Extracted records:
----

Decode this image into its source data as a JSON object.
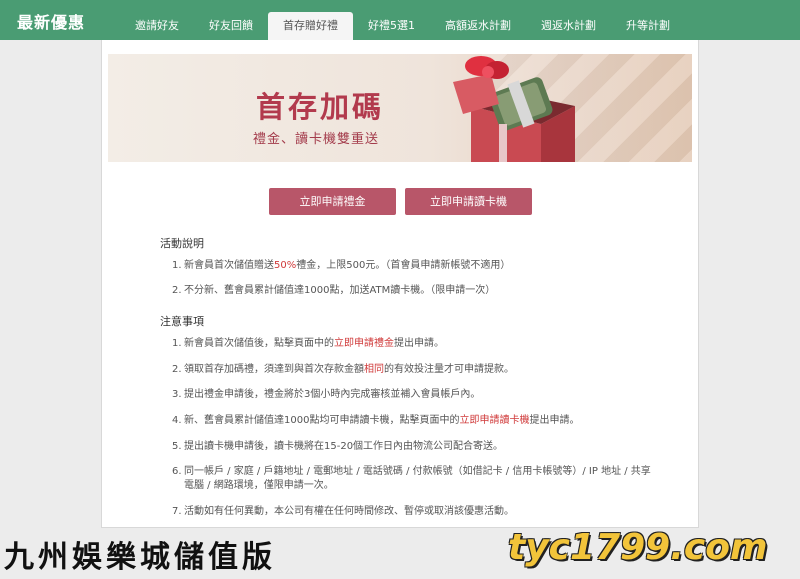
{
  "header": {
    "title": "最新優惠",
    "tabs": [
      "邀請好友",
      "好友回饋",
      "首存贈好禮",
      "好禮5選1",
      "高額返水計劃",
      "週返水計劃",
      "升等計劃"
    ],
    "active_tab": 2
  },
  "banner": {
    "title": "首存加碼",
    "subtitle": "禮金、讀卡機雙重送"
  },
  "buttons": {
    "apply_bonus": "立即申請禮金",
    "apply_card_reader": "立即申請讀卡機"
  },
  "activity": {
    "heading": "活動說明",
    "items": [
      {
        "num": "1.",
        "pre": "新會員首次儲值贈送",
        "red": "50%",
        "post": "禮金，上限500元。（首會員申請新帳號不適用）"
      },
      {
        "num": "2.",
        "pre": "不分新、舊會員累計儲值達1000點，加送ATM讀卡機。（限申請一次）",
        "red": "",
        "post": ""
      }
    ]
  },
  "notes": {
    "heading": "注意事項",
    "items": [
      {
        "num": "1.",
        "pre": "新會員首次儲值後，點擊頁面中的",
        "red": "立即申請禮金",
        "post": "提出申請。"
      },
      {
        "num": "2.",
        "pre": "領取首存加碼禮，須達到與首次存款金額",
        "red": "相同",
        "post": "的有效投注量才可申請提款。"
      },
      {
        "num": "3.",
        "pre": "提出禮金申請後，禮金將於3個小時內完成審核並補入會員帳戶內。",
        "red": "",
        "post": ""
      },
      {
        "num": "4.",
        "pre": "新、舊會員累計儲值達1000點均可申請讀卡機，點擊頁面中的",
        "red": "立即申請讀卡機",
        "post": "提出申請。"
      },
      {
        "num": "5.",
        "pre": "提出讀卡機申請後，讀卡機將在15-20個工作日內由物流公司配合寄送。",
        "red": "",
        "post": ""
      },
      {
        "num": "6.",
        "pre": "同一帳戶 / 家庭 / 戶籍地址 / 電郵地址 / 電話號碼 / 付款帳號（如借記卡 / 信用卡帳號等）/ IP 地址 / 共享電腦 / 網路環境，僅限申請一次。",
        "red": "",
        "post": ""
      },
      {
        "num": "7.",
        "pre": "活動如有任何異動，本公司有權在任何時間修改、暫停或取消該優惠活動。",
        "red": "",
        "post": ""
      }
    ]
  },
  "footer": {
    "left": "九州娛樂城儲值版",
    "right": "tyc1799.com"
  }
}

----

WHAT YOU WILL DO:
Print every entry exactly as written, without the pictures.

ANSWER FOR THIS EXERCISE:
Decode this image into its source data as a JSON object.
{
  "header": {
    "title": "最新優惠",
    "tabs": [
      "邀請好友",
      "好友回饋",
      "首存贈好禮",
      "好禮5選1",
      "高額返水計劃",
      "週返水計劃",
      "升等計劃"
    ],
    "active_tab": 2
  },
  "banner": {
    "title": "首存加碼",
    "subtitle": "禮金、讀卡機雙重送"
  },
  "buttons": {
    "apply_bonus": "立即申請禮金",
    "apply_card_reader": "立即申請讀卡機"
  },
  "activity": {
    "heading": "活動說明",
    "items": [
      {
        "num": "1.",
        "pre": "新會員首次儲值贈送",
        "red": "50%",
        "post": "禮金，上限500元。（首會員申請新帳號不適用）"
      },
      {
        "num": "2.",
        "pre": "不分新、舊會員累計儲值達1000點，加送ATM讀卡機。（限申請一次）",
        "red": "",
        "post": ""
      }
    ]
  },
  "notes": {
    "heading": "注意事項",
    "items": [
      {
        "num": "1.",
        "pre": "新會員首次儲值後，點擊頁面中的",
        "red": "立即申請禮金",
        "post": "提出申請。"
      },
      {
        "num": "2.",
        "pre": "領取首存加碼禮，須達到與首次存款金額",
        "red": "相同",
        "post": "的有效投注量才可申請提款。"
      },
      {
        "num": "3.",
        "pre": "提出禮金申請後，禮金將於3個小時內完成審核並補入會員帳戶內。",
        "red": "",
        "post": ""
      },
      {
        "num": "4.",
        "pre": "新、舊會員累計儲值達1000點均可申請讀卡機，點擊頁面中的",
        "red": "立即申請讀卡機",
        "post": "提出申請。"
      },
      {
        "num": "5.",
        "pre": "提出讀卡機申請後，讀卡機將在15-20個工作日內由物流公司配合寄送。",
        "red": "",
        "post": ""
      },
      {
        "num": "6.",
        "pre": "同一帳戶 / 家庭 / 戶籍地址 / 電郵地址 / 電話號碼 / 付款帳號（如借記卡 / 信用卡帳號等）/ IP 地址 / 共享電腦 / 網路環境，僅限申請一次。",
        "red": "",
        "post": ""
      },
      {
        "num": "7.",
        "pre": "活動如有任何異動，本公司有權在任何時間修改、暫停或取消該優惠活動。",
        "red": "",
        "post": ""
      }
    ]
  },
  "footer": {
    "left": "九州娛樂城儲值版",
    "right": "tyc1799.com"
  }
}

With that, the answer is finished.